■ **Exercise directions**:
Copy out each line featuring the string "kind" from the entries beneath.

■ **Supplied records**:
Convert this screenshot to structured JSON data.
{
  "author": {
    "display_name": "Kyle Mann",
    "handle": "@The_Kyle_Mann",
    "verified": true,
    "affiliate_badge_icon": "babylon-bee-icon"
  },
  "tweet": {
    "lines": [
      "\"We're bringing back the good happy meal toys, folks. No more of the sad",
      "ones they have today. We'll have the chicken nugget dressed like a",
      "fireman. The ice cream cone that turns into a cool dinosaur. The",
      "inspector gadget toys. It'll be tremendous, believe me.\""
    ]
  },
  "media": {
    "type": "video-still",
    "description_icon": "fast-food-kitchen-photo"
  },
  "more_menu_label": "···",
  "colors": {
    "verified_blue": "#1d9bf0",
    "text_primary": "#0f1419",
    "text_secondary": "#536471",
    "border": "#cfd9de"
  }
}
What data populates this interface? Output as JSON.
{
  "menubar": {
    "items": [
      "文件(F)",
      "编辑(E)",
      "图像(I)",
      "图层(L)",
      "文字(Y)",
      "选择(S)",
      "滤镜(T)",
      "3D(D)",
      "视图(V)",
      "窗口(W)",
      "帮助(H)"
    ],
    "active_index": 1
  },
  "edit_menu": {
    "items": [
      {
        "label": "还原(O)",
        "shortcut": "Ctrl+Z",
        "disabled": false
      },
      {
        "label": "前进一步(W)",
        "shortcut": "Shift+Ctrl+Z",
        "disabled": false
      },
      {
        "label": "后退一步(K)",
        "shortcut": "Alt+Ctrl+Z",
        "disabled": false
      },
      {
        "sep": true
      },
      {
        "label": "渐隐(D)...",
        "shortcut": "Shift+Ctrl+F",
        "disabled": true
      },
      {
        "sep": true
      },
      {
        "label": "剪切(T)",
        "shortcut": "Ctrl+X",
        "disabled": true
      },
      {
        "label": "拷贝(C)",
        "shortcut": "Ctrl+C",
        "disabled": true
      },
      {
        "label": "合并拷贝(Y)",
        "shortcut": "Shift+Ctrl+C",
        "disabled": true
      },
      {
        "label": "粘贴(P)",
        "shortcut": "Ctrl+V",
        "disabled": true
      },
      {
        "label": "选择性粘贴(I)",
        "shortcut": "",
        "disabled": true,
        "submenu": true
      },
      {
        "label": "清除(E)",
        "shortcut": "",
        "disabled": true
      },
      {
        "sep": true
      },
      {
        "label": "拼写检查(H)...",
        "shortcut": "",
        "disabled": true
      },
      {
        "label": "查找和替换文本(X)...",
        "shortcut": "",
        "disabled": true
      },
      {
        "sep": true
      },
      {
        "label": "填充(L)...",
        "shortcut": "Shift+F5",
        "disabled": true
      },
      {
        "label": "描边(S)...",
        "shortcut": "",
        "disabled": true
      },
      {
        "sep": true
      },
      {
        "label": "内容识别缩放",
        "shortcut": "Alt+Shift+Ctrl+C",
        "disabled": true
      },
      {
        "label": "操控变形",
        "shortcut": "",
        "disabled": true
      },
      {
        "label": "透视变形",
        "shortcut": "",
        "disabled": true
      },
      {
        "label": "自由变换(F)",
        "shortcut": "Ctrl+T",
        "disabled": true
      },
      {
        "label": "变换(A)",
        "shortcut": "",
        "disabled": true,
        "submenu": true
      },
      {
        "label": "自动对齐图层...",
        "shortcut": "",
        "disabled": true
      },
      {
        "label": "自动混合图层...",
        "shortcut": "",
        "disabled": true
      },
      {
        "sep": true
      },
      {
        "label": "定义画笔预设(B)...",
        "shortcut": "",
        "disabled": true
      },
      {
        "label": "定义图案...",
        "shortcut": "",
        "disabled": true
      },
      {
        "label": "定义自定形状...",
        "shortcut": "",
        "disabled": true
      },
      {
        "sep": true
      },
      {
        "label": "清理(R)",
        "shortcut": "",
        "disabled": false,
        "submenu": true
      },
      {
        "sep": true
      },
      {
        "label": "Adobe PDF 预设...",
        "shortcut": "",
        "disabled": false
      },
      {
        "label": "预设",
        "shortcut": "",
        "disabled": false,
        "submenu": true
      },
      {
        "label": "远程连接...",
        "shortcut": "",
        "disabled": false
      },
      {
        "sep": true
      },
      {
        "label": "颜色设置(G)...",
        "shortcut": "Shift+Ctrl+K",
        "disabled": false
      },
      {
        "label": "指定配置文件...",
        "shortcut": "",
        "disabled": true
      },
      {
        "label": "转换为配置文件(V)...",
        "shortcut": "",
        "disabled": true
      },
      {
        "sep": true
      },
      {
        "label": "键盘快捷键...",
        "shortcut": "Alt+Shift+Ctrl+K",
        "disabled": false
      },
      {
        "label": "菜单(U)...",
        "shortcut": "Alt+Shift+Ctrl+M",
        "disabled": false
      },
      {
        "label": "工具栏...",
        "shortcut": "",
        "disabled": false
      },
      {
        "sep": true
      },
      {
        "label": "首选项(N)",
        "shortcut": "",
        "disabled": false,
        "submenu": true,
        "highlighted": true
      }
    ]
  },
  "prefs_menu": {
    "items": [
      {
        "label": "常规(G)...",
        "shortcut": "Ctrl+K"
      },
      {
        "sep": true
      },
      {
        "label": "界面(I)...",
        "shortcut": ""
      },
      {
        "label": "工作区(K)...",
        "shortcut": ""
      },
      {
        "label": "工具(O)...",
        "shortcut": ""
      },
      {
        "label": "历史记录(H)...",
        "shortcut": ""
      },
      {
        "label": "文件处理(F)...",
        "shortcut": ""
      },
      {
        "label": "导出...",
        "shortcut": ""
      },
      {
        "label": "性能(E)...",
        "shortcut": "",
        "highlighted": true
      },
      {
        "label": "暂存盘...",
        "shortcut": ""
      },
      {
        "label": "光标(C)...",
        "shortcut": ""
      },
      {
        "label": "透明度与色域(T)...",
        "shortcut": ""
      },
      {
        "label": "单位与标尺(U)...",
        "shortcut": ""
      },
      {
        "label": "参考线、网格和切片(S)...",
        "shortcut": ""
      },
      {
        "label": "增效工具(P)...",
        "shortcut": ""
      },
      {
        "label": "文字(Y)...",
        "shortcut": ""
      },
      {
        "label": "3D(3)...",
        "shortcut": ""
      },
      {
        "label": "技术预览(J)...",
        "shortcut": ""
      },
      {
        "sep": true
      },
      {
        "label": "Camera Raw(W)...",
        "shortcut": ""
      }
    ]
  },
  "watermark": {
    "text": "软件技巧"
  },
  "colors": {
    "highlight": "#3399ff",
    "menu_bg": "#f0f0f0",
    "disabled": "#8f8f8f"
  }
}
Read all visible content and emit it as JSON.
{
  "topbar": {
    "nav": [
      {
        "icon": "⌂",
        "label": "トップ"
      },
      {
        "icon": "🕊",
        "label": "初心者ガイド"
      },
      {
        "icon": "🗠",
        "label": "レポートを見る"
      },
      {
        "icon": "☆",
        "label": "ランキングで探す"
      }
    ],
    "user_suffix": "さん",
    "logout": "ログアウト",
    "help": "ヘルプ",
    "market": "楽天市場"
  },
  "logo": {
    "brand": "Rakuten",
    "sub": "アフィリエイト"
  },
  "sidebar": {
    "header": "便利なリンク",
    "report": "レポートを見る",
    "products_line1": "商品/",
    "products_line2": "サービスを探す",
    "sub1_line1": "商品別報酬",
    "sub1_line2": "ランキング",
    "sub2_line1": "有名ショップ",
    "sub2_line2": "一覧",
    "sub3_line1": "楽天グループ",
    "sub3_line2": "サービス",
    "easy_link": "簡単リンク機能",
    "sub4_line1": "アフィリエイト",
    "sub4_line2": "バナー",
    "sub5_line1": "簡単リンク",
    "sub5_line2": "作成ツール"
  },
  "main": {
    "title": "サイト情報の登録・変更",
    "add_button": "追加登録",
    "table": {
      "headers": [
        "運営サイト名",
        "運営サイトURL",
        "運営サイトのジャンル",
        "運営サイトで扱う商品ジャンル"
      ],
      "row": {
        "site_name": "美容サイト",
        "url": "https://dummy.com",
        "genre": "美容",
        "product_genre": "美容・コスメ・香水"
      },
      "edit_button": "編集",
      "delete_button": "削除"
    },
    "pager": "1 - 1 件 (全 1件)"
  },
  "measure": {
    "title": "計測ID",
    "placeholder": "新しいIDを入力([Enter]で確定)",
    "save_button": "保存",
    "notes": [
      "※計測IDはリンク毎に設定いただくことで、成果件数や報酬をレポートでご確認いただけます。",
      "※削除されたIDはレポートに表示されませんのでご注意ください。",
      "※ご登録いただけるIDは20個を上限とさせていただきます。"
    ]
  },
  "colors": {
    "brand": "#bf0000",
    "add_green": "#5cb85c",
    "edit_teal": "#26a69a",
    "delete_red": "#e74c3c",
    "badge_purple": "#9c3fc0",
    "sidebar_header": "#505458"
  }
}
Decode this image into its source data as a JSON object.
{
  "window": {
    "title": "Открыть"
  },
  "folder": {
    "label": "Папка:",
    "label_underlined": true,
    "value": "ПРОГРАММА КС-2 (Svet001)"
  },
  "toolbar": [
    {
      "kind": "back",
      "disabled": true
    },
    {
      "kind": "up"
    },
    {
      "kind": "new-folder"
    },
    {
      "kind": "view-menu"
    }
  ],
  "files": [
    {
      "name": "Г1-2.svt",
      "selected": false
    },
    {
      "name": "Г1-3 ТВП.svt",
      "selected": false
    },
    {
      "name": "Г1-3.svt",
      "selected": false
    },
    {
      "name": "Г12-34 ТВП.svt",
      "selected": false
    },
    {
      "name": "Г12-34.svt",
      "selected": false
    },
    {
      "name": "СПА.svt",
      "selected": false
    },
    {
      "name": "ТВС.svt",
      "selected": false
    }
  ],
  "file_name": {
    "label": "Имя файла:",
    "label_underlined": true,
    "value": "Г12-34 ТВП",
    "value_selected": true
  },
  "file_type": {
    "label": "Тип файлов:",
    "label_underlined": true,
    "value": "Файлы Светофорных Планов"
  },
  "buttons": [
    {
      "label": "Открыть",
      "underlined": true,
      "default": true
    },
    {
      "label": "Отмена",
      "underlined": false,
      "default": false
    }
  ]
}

■ **Response to this exercise**:
      "kind": "back",
      "kind": "up"
      "kind": "new-folder"
      "kind": "view-menu"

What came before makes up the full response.